"While the NRP recognizes the importance of the private sector, the approach to engaging companies before and after catastrophes is ad hoc," the report says.
Most companies find the government-multiple departments and agencies, in many cases-overly bureaucratic and difficult to deal with, according to the report, so without advanced planning, many of the private sector's resources remain untapped.
The U.S. Chamber of Commerce is working with businesses and DHS to create a formal structure in which government leaders and large private sector entities can work together on disaster preparedness and response, says Andrew Howell, vice president of the chamber's homeland security policy division.
Howell, who says he received his invitation to the first TOPOFF-as an observer-little more than a week ahead of time, sees progress at the federal level. The hundreds of businesses that took part in the most recent TOPOFF in June, "derived benefit from being involved, because they better understood how the government would react and therefore could most appropriately react themselves," he says.
He sees a larger problem at the state level. DHS does not require state homeland security directors to talk to energy companies, telecommunication companies or other critical infrastructure owners and private sector groups before submitting annual homeland security strategies-plans designed to assess vulnerabilities and response capabilities.

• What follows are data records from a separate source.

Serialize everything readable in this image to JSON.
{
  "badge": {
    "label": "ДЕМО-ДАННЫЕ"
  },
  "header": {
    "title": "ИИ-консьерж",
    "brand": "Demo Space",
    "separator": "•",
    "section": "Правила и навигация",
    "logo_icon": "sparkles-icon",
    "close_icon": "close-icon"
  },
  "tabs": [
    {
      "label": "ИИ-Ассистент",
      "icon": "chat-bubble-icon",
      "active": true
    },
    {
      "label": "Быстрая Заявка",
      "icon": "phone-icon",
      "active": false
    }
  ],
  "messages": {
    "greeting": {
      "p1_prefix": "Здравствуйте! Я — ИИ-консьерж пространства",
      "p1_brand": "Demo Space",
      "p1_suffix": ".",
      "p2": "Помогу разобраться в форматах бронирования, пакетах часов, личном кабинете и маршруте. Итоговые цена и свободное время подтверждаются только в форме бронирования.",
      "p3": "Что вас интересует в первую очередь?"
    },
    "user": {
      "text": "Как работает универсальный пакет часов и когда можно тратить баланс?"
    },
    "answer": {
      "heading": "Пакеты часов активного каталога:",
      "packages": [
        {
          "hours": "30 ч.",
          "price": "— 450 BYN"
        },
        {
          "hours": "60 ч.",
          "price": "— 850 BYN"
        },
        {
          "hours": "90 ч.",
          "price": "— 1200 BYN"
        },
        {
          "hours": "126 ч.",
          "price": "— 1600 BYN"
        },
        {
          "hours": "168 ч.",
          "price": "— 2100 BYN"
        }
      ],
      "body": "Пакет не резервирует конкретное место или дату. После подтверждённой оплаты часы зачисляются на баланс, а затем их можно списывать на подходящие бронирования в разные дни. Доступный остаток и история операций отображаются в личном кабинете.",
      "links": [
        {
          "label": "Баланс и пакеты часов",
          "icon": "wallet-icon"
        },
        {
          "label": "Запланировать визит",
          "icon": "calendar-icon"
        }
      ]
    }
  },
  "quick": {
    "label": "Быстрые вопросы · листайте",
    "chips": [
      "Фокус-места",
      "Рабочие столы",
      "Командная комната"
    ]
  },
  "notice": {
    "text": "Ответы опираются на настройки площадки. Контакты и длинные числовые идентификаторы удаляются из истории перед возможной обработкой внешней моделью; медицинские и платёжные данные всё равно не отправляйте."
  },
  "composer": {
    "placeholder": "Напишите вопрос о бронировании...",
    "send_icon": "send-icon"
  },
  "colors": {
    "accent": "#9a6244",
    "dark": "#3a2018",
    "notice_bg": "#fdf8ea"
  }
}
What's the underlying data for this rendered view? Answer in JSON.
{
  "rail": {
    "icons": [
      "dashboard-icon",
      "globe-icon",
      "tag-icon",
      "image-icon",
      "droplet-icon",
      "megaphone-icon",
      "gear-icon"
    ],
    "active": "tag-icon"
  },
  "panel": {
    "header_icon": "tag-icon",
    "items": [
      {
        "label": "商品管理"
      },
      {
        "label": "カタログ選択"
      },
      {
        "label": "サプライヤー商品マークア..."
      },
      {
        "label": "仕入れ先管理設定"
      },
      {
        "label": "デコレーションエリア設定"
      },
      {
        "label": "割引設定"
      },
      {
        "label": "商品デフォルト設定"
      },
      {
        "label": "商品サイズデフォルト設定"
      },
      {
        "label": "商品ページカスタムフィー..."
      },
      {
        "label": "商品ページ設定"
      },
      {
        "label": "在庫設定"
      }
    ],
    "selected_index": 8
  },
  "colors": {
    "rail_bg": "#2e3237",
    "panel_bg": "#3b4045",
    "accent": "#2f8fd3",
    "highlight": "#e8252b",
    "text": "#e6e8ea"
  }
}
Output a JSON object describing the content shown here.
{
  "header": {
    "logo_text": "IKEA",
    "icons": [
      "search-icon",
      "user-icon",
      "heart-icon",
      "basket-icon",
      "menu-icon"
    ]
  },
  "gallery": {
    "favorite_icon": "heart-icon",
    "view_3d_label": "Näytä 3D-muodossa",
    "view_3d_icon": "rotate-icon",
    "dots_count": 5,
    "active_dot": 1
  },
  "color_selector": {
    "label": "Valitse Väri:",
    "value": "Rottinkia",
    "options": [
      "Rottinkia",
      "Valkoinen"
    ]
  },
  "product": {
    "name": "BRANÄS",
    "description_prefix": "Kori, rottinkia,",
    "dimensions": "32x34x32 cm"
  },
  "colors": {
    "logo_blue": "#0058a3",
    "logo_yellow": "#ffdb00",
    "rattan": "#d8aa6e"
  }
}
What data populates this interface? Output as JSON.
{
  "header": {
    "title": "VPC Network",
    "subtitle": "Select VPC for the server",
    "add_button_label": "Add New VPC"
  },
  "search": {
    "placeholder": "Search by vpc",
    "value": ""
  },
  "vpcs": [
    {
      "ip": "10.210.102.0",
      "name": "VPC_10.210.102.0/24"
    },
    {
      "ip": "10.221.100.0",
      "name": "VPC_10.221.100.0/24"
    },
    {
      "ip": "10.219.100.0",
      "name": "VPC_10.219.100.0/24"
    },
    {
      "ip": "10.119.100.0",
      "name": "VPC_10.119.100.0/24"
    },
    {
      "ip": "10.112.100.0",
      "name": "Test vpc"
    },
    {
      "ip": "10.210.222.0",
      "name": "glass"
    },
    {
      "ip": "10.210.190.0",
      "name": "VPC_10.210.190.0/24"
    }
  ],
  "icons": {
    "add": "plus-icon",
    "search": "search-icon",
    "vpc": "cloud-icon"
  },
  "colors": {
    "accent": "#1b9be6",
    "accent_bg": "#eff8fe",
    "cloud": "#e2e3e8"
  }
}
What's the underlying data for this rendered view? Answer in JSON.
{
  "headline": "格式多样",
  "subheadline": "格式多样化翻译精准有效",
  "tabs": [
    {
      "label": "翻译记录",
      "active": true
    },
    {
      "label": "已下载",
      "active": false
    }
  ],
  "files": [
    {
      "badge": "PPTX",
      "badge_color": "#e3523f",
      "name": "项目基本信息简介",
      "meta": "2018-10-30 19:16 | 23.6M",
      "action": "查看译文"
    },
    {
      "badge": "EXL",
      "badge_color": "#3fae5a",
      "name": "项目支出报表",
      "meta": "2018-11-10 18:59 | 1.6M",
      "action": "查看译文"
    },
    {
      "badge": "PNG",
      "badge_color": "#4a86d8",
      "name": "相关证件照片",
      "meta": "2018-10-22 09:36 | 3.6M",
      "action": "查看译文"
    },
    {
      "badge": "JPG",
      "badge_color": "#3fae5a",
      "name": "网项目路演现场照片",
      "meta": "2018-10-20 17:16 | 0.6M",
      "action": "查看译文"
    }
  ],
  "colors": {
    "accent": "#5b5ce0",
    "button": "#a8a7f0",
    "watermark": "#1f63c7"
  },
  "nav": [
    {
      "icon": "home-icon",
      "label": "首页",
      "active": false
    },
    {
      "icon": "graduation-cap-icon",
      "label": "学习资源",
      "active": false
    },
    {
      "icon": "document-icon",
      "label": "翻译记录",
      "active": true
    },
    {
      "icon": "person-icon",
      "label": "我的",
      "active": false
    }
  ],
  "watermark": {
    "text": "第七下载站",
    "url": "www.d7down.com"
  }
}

"It's a little bit hard to see how a state or a municipality really could create an effective grant proposal on homeland security that doesn't involve the private sector, principally the critical infrastructure owners and operators, from the get-go," he says. "We don't see anyone connecting the dots. We don't see states doing it. We don't see DHS urgently working this problem."
The Washington-based Business Executives for National Security began working on the problem three years ago. The result is the widely lauded Business Force, a partnership in which companies pledge trucks, warehouses and other resources before a disaster, based on needs pre-identified by state officials. The organization has programs in New Jersey, Georgia, California and the Midwest, and will release a report of recommendations requested by Capitol Hill in September.
The key to the Business Force might be clear direction from the government. This was one of the conclusions that surprised some government leaders at a pandemic flu simulation in March. The private sector looked to the federal government for guidance on everything from difficult bioethical decisions to the potential nationalization of the food supply, according to exercise organizers Booz Allen Hamilton and the Center for Health Transformation in Washington, part of the Gingrich Group founded by former House Speaker Newt Gingrich.
"Government officials fear that the private sector will resist anything that seems intrusive or heavy-handed," says Robert Egge, the center's project director for health preparedness and homeland security. "While that may be true in most contexts, it's not true with emergency planning."
DHS' Cooper agrees that government employees' "knowledge gap" about private sector capabilities and needs is "very steep," though he says it's improving dramatically. During Katrina, he says, the situational reports from Wal-Mart were so good that he distributed them to department officials.
"This is a culture change to engage the private sector in a security relationship," Cooper says. "When you're dealing with government cultures that have not regularly engaged the private sector, it's a push."